Nasoethmoid facial fractures have similar common mechanisms of injury including motor vehicle accident, falls, and pedestrian struck injuries.

A review of the timing for concussion symptom resolution can be found here.

Learning Point
CSF leaks can present as otorrhea or rhinorrhea with a basilar skull fracture. Most leaks occur within 48 hours of trauma and most stop without specific treatment usually within a couple of days. A study of hospitalized patients with isolated basilar skull fracture using hospital diagnosis data (N=3563 pediatric patients) found that rates were 2.3% for CSF leaks and 0.48% meningitis respectively.

In a long-term follow up study of post-traumatic basilar skull fractures in hospitalized children (N=196), 28% had CSF leak with 23% having rhinorrhea, and 89% of those stopped spontaneously. Those that didn’t had complicated presentations and courses. The authors state that for children with normal mentation, neurological examination and CT imaging findings in the emergency room after blunt head trauma, that basilar skull fractures have a low-risk of complications and patients can be discharged with outpatient followup.

For CSF leaks that do not spontaneously resolve, patients may be tried on medication that inhibits CSF production such as acetazolamide, and may have an external CSF drainage device placed.

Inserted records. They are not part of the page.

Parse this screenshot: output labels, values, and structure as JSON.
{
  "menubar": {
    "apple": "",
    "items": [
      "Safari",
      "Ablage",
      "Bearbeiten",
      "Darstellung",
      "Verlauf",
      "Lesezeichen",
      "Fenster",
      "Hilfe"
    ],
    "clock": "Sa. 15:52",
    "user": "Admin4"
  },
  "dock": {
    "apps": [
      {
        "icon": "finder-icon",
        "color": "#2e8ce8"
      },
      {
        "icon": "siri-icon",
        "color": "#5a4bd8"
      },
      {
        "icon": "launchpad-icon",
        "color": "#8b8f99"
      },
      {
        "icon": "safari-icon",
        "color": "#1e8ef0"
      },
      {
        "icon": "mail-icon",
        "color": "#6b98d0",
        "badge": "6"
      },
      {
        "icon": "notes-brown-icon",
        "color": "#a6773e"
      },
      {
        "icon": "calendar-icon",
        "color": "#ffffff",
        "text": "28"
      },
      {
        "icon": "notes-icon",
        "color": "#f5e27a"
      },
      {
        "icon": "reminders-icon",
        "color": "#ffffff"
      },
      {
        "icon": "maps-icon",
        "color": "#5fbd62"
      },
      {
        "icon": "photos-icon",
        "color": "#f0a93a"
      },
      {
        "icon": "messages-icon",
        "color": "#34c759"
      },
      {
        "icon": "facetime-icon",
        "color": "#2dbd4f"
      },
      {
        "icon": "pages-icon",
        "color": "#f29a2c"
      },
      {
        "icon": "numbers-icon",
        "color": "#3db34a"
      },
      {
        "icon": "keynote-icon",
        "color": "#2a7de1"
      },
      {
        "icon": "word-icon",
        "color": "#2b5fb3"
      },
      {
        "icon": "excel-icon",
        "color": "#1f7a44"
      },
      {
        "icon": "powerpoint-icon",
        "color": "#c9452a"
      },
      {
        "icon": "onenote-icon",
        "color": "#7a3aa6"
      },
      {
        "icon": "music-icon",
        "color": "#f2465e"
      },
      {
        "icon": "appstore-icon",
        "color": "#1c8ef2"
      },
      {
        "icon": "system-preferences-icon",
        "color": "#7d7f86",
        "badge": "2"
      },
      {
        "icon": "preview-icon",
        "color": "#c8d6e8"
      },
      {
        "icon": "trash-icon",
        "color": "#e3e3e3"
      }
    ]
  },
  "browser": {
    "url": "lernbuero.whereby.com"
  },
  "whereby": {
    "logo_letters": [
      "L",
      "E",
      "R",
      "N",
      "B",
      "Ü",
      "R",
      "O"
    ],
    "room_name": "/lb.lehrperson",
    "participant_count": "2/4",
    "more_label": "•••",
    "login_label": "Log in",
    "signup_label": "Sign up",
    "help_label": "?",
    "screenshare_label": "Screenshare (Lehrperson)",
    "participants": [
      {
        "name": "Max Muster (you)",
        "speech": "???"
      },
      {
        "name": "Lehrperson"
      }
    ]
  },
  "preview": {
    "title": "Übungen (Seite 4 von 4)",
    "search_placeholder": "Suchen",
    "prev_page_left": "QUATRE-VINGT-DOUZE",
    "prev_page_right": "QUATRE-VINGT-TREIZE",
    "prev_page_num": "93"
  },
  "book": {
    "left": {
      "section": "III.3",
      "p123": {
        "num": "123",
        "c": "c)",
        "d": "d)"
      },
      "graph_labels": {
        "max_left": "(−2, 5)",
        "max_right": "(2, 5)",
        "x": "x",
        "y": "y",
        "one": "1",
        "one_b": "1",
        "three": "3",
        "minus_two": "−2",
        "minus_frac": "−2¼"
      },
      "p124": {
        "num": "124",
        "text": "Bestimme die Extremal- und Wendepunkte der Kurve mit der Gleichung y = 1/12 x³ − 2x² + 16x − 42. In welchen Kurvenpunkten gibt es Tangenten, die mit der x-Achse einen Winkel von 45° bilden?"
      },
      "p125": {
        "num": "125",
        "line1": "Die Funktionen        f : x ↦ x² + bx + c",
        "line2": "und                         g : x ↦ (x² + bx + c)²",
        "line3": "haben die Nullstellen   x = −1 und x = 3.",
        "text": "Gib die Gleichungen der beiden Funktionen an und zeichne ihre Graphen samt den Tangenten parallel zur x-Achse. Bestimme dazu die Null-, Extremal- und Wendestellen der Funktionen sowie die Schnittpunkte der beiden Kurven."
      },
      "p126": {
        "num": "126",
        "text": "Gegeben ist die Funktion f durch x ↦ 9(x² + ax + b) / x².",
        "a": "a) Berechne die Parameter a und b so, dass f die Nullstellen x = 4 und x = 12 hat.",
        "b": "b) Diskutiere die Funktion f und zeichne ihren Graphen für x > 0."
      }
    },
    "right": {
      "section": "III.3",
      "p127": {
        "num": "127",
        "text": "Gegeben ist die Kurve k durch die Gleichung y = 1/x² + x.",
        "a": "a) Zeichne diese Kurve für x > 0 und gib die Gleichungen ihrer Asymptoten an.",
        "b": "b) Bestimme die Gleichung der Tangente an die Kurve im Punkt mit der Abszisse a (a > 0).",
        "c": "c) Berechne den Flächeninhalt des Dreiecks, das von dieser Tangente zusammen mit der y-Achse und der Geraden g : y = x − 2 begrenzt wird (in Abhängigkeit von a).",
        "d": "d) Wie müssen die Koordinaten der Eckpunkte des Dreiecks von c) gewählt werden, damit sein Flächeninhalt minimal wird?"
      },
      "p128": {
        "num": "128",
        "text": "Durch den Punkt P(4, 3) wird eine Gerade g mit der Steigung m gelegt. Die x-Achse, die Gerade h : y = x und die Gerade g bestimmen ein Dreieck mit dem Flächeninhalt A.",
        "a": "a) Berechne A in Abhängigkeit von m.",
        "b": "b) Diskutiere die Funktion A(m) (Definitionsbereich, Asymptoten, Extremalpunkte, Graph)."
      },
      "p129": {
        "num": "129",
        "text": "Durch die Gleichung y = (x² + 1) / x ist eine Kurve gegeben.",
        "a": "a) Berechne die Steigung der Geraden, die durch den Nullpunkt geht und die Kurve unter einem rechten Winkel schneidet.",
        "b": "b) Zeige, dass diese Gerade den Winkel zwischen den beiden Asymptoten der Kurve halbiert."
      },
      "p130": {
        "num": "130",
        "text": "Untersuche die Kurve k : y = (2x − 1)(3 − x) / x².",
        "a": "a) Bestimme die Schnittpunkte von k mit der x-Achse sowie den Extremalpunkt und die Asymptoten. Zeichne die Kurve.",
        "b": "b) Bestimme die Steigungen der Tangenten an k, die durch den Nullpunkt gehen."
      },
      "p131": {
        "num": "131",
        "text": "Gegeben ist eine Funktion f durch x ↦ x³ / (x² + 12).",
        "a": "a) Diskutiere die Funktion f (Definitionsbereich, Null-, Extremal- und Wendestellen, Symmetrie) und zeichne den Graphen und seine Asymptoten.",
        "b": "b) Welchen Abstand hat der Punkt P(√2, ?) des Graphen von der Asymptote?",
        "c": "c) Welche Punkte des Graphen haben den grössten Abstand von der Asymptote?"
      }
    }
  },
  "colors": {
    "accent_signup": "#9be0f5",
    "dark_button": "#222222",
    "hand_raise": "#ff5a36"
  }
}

Surgical treatment is usually reserved for those with persistent leads more than 10-14 days or with complications.

In a study of 63 pediatric patients, the authors noted that nasoethmoid factures are uncommon fractures, that more simple fractures are often treated without surgical intervention and while complications can occur, they are usually in patients with more severe or multiple injuries. CSF leaking was not reported.

While it is true that any complication can occur in any patient, the patient above had a low-velocity injury, no nasal fracture or other known facial or skull fracture, or other major injury, and the rhinorrhea started several days after the event all of which are less common attributes for CSF leak. Additionally, most CSF leaks spontaneously resolve, therefore continued conservative management and observation was appropriate.

Questions for Further Discussion
1. After a concussion when can a child return to learning? A review can be found here.
2. What are indications for head computed tomography in head trauma?
3. How common are anatomical CSF leaks?

Related Cases

To Learn More
To view pediatric review articles on this topic from the past year check PubMed.

Evidence-based medicine information on this topic can be found at and the Cochrane Database of Systematic Reviews.
Information prescriptions for patients can be found at MedlinePlus for these topics: and Head Injuries.

To view current news articles on this topic check Google News.

To view images related to this topic check Google Images.

To view videos related to this topic check YouTube Videos.

Yilmazlar S, Arslan E, Kocaeli H, Dogan S, Aksoy K, Korfali E, Doygun M.
Cerebrospinal fluid leakage complicating skull base fractures: analysis of 81 cases.
Neurosurg Rev. 2006 Jan;29(1):64-71.

McCutcheon BA, Orosco RK, Chang DC, Salazar FR, Talamini MA, Maturo S, Magit A.
Outcomes of isolated basilar skull fracture: readmission, meningitis, and cerebrospinal fluid leak. Otolaryngol Head Neck Surg. 2013 Dec;149(6):931-9.

Leibu S, Rosenthal G, Shoshan Y, Benifla M.
Clinical Significance of Long-Term Follow-Up of Children with Posttraumatic Skull Base Fracture.
World Neurosurg. 2017 Jul;103:315-321.

Lopez J, Luck JD, Faateh M, Macmillan A, Yang R, Siegel G, Susarla SM, Wang H, Nam AJ, Milton J, Grant MP, Redett R, Tufaro AP, Kumar AR, Manson PN, Dorafshar AH. Pediatric Nasoorbitoethmoid Fractures: Cause, Classification, and Management.
Plast Reconstr Surg. 2019 Jan;143(1):211-222.

Donna M. D’Alessandro, MD
Professor of Pediatrics, University of Iowa